▶ _Task item_
Lines below that include the word "this" should each be copied.

[Component data from apps and pages]
★ ★ ★ ★

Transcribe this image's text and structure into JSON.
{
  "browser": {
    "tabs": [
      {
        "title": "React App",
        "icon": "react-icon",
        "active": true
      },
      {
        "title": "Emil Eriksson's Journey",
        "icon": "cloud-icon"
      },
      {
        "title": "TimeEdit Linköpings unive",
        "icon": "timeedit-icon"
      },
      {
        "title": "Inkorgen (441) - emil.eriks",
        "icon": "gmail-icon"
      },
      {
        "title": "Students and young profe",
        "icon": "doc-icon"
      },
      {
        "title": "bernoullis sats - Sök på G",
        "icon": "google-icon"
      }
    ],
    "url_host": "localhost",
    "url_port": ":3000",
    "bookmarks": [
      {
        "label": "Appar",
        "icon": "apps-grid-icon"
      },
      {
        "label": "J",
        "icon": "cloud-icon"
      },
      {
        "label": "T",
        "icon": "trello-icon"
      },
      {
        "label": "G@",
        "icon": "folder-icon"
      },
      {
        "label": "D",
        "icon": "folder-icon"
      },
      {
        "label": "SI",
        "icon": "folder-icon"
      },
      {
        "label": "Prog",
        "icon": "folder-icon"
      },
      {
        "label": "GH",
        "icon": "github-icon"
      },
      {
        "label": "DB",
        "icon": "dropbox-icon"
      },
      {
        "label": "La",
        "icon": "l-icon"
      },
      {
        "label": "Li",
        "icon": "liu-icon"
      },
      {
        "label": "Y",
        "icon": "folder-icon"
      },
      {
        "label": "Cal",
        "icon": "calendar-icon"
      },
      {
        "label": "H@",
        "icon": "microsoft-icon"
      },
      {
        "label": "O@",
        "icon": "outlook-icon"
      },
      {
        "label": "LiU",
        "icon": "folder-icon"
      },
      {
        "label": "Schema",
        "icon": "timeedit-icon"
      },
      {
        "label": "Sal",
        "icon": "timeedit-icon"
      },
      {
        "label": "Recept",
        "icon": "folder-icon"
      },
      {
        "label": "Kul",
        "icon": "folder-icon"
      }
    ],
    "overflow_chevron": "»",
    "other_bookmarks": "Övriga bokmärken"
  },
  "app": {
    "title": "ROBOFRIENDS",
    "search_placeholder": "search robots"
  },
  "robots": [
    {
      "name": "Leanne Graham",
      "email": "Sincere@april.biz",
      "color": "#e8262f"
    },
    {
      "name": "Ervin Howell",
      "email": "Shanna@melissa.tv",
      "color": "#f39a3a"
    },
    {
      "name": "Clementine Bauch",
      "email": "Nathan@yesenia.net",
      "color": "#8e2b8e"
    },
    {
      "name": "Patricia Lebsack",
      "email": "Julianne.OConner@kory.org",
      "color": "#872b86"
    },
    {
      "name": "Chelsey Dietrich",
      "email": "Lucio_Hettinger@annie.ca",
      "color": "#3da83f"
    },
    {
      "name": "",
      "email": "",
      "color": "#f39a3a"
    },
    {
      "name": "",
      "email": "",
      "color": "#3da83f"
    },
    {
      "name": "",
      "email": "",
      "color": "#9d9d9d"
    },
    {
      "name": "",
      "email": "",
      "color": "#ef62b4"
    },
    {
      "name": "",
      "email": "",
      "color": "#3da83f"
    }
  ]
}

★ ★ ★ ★

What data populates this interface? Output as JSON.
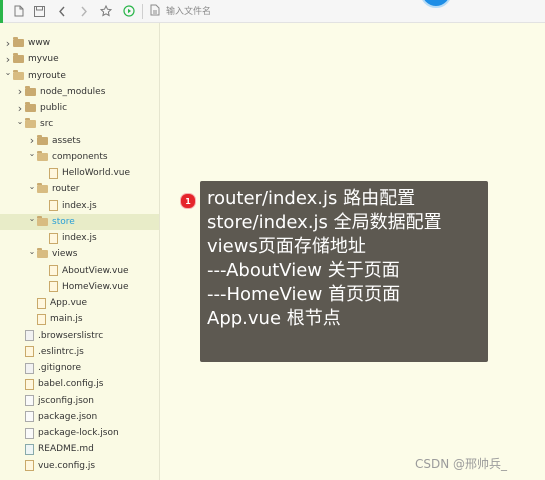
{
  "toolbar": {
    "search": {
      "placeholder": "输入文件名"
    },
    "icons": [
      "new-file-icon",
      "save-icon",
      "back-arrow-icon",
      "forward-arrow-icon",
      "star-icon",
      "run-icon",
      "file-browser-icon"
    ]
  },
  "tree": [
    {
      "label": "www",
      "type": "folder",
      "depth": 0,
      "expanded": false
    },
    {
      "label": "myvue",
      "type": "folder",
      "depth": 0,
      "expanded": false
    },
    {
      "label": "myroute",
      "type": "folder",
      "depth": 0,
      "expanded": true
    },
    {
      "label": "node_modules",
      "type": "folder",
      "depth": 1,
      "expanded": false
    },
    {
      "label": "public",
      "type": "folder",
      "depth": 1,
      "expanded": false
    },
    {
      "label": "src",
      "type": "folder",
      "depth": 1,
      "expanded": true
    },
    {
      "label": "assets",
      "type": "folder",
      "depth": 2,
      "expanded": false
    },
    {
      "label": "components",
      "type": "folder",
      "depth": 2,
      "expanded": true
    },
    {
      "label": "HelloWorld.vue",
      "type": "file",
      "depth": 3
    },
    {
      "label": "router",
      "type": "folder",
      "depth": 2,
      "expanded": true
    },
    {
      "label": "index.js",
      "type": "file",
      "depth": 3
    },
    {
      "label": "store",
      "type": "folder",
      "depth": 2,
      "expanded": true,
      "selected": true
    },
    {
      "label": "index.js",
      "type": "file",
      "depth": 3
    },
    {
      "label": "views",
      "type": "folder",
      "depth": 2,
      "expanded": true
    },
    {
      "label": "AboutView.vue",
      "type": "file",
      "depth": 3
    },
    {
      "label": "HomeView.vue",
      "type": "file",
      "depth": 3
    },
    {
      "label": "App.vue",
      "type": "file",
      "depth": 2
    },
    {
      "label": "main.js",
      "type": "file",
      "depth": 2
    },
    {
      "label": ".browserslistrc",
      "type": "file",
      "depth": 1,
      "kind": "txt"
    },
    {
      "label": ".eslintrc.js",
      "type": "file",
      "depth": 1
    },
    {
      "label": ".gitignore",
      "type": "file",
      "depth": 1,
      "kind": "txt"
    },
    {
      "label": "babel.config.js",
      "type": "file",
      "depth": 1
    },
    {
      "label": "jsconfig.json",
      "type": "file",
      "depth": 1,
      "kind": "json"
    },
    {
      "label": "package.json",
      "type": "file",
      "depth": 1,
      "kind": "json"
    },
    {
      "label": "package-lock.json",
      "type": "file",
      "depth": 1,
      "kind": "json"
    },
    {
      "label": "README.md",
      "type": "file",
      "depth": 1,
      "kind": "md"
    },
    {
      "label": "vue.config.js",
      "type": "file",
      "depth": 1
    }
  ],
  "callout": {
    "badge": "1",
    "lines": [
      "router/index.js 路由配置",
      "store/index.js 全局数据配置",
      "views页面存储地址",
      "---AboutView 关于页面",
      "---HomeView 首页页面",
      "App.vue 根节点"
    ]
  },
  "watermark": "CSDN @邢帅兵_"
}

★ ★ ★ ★

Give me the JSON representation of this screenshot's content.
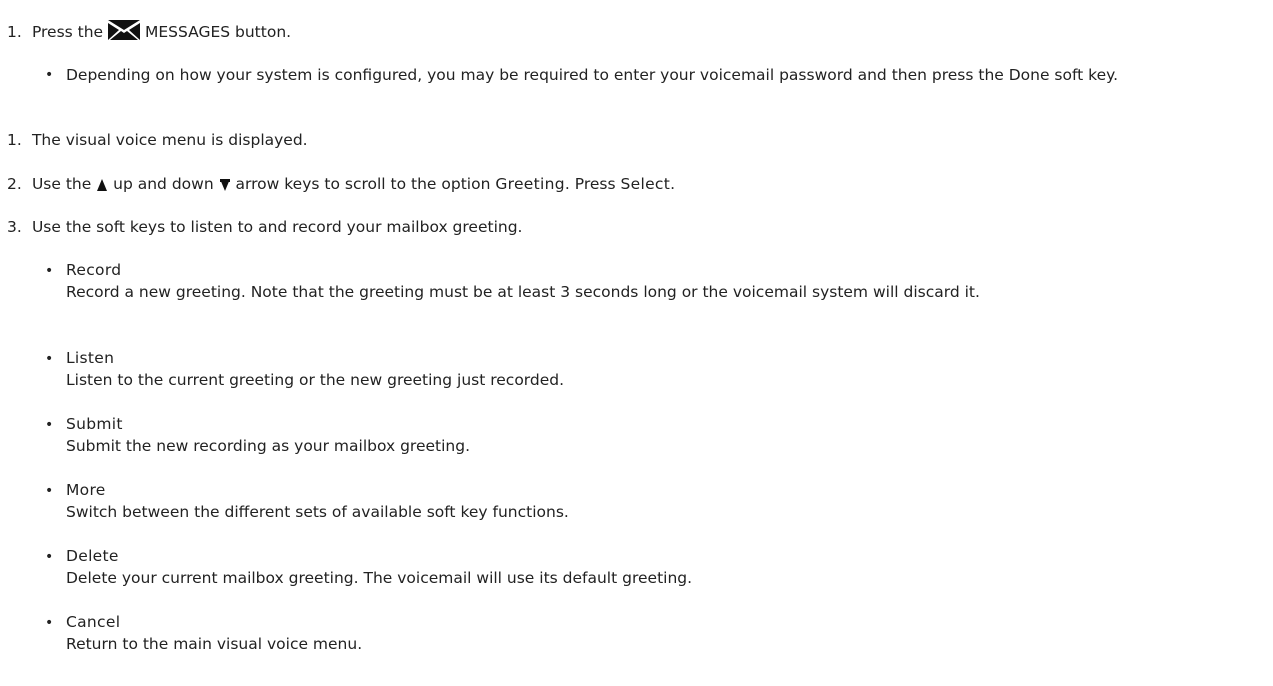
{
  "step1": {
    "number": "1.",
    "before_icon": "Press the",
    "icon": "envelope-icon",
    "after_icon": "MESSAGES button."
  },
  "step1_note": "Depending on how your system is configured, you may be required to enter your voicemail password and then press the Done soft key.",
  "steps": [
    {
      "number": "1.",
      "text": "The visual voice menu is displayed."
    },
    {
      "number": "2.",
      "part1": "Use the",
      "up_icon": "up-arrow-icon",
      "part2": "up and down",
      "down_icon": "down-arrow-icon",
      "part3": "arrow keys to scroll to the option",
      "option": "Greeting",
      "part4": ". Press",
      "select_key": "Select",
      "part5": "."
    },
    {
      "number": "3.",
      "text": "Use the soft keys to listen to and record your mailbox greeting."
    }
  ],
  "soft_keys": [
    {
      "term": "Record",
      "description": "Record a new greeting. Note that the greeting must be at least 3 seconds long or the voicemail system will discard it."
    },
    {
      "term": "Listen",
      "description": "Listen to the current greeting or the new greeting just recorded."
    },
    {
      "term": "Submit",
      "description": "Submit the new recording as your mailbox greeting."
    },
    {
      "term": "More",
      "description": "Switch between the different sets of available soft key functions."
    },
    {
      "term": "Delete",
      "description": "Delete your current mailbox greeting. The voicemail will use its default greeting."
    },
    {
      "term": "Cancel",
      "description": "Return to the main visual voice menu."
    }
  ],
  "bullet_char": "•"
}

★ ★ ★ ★

▶ _Answer box_
Transcribe this image's text and structure into JSON.
What data populates this interface? Output as JSON.
Give me the JSON representation of this screenshot's content.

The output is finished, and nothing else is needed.